Palazzo Schio is an aristocratic 16th century palace in Vicenza, whose façade was designed by Andrea Palladio in 1560. The great architect began designing the facade at the request of Bernardo Schio, who decided to build a family residence in the Ponte Pusterla area. But since in those same years Palladio was working on a series of projects in Venice that required his personal presence in the capital of the Venetian Republic, his participation in the construction work of Palazzo Schio became so insignificant that the foreman of masons hired by him was forced to suspend the construction until further clear instructions were received. After the death of Bernardo Schio, his widow showed no interest in completing work on the Palazzo, and it was completed only at the initiative of Bernardo's brother, Fabrizio, in 1574-75.

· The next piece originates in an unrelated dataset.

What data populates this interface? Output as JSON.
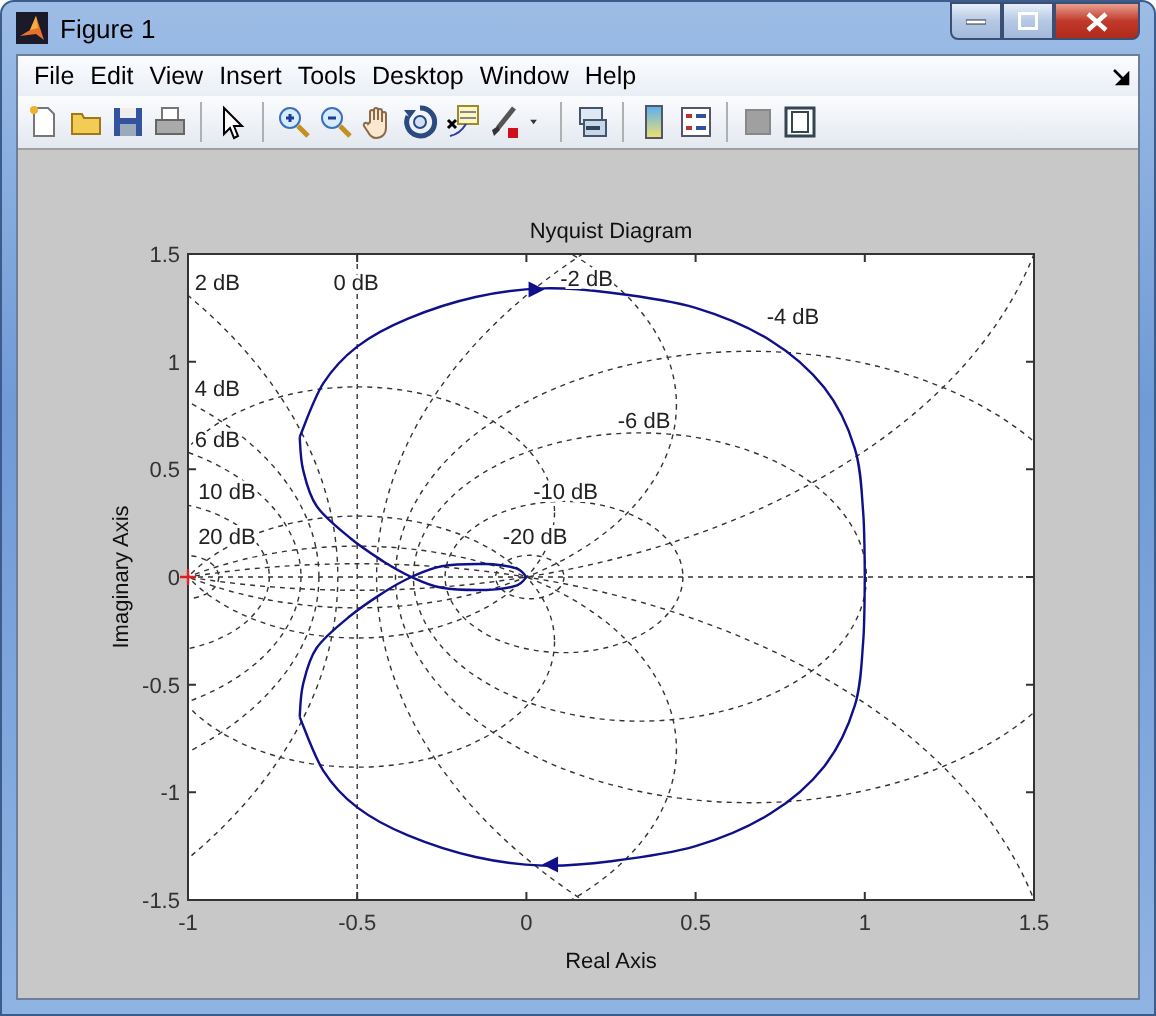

The facade of the building facing the street is relatively narrow. Palladio decided to divide his "drunken nobile" into three arches of equal width using four semi-columns with Corinthian capitals. The space between the columns is occupied by three windows with an overhanging balcony, each crowned with a strongly protruding triangular pediment. The top floor was once occupied by three other windows that were supposed to illuminate the storage rooms and which were walled up in 1825.
The façade of Palazzo Schio is also enlivened by the play of light and shadow, created by the use of multiple layers of depth in the arrangement of the columns, moldings and balconies of the windows, and the pediment.